DEPT OF COMPUTER SCIENCE:
Random number generator determines grade.
Each student must figure out his grade by listening to the instructor play the corresponding note (+ and – would be sharp and flat respectively).
Students are asked to defend their position of why they should receive an A.
Here is an explanation of the school homework policy for the average student. Students should not spend more than ninety minutes per night. This time should be budgeted in the following manner if the student desires to achieve moderate to good grades in his/her classes.
15 minutes looking for assignment.
11 minutes calling a friend for the assignment.
23 minutes explaining why the teacher is mean and just does not like children.
8 minutes in the bathroom.
10 minutes getting a snack.
7 minutes checking the TV Guide.
6 minutes telling parents that the teacher never explained the assignment.
10 minutes sitting at the kitchen table waiting for Mom or Dad to do the assignment
10. It doesnâ€™t bother me at all that my college roommate is making $80,000 a year on Wall Street.
9. Iâ€™d be delighted to proofread your book/chapter/article.
8. My work has a lot of practical importance.
7. I wouldnâ€™t never date an undergraduate.
6. Your latest article was so inspiring.
5. I turned down a lot of great job offers to come here.
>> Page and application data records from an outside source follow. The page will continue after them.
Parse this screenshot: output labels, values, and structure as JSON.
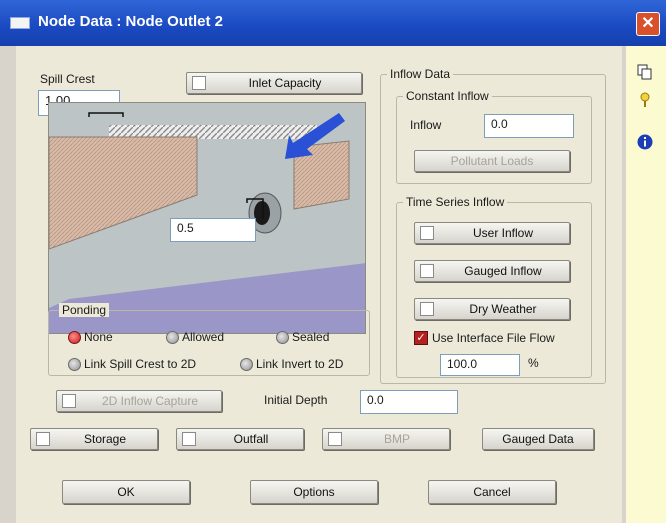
{
  "window": {
    "title": "Node Data : Node Outlet 2",
    "close_glyph": "✕"
  },
  "spill_crest": {
    "label": "Spill Crest",
    "value": "1.00"
  },
  "inlet_capacity": {
    "label": "Inlet Capacity"
  },
  "invert_value": "0.5",
  "inflow_data": {
    "group_label": "Inflow Data",
    "constant_inflow": {
      "group_label": "Constant Inflow",
      "inflow_label": "Inflow",
      "inflow_value": "0.0",
      "pollutant_loads_label": "Pollutant Loads"
    },
    "time_series_inflow": {
      "group_label": "Time Series Inflow",
      "user_inflow_label": "User Inflow",
      "gauged_inflow_label": "Gauged Inflow",
      "dry_weather_label": "Dry Weather",
      "use_interface_label": "Use Interface File Flow",
      "percent_value": "100.0",
      "percent_unit": "%"
    }
  },
  "ponding": {
    "group_label": "Ponding",
    "options": {
      "none": "None",
      "allowed": "Allowed",
      "sealed": "Sealed",
      "link_spill": "Link Spill Crest to 2D",
      "link_invert": "Link Invert to 2D"
    },
    "selected": "None"
  },
  "twod_inflow_capture_label": "2D Inflow Capture",
  "initial_depth": {
    "label": "Initial Depth",
    "value": "0.0"
  },
  "bottom_buttons": {
    "storage": "Storage",
    "outfall": "Outfall",
    "bmp": "BMP",
    "gauged_data": "Gauged Data"
  },
  "actions": {
    "ok": "OK",
    "options": "Options",
    "cancel": "Cancel"
  },
  "side_icons": [
    "copy-icon",
    "pin-icon",
    "info-icon"
  ],
  "colors": {
    "titlebar": "#1a49c1",
    "dialog_bg": "#ece9d8",
    "side_pane": "#fbfad0",
    "diagram_water": "#9b96c8",
    "diagram_wall": "#d6b9a6",
    "arrow": "#2a50d6",
    "radio_selected": "#c41b1b"
  }
}
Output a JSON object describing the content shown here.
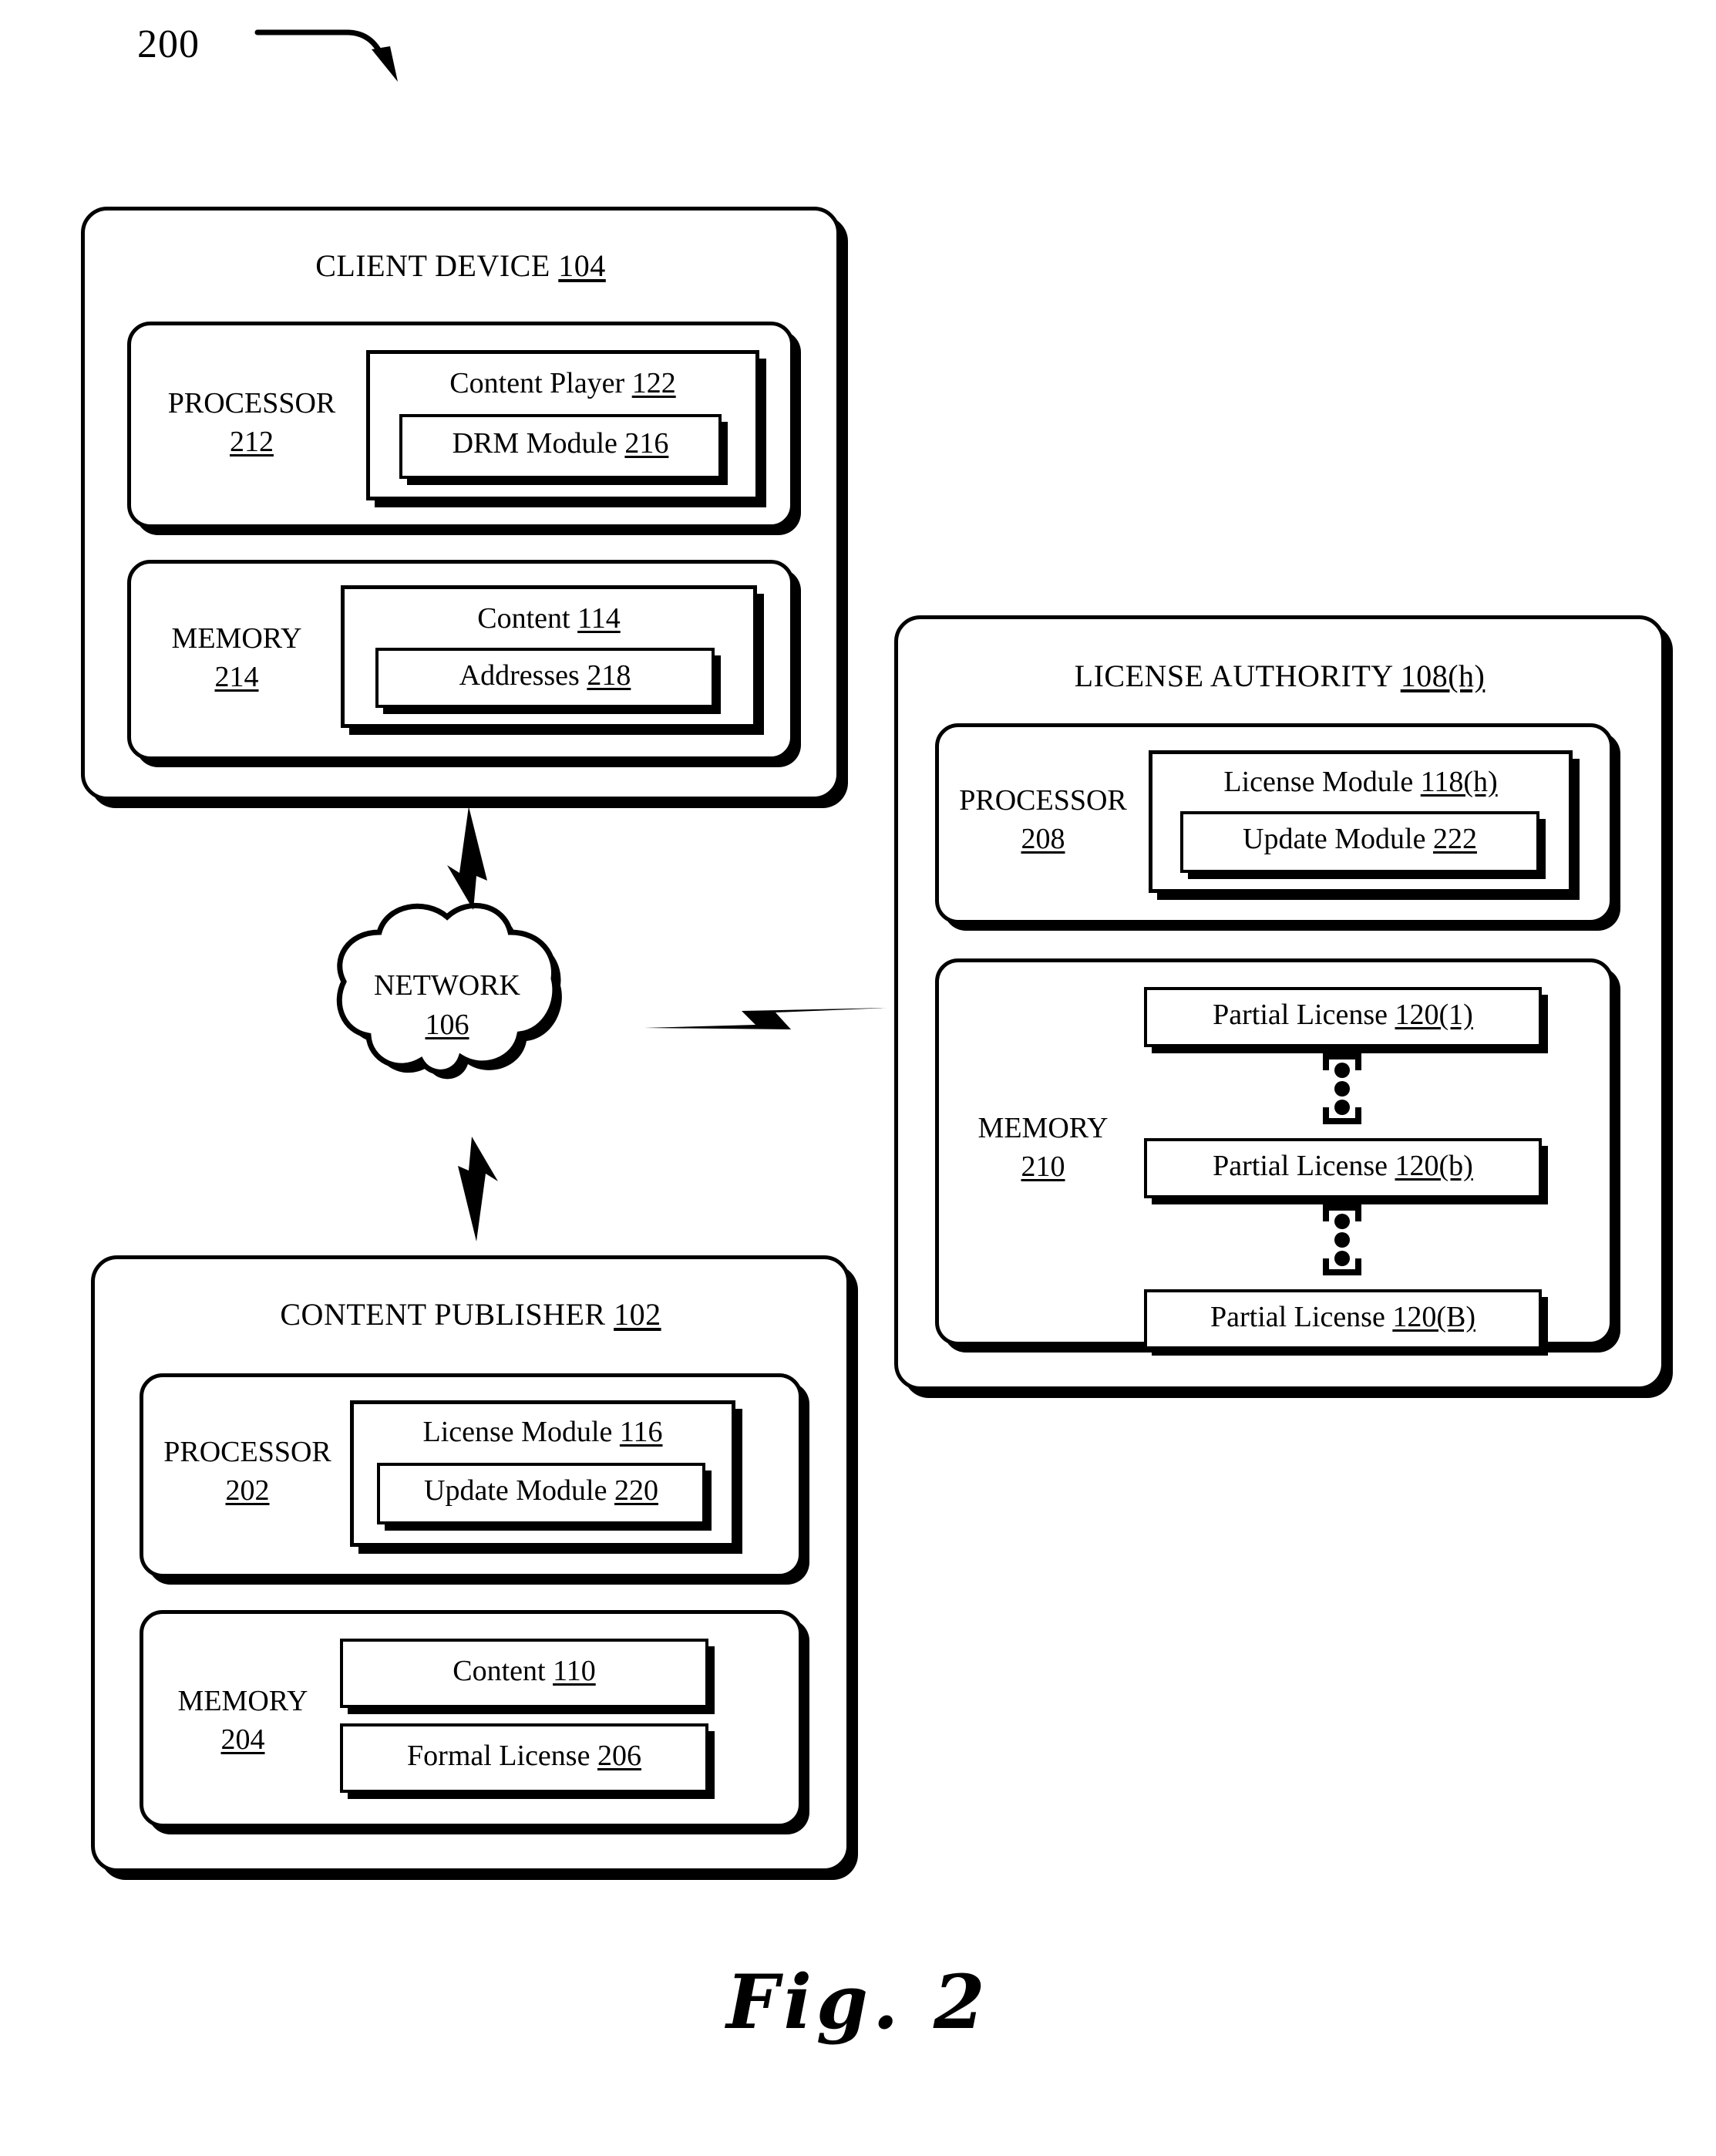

4. I just have on more book to read and then Iâ€™ll start writing.
3. The department is giving me so much support.
2. My job prospects look really good.
1. No really, Iâ€™ll be out of here in only two more years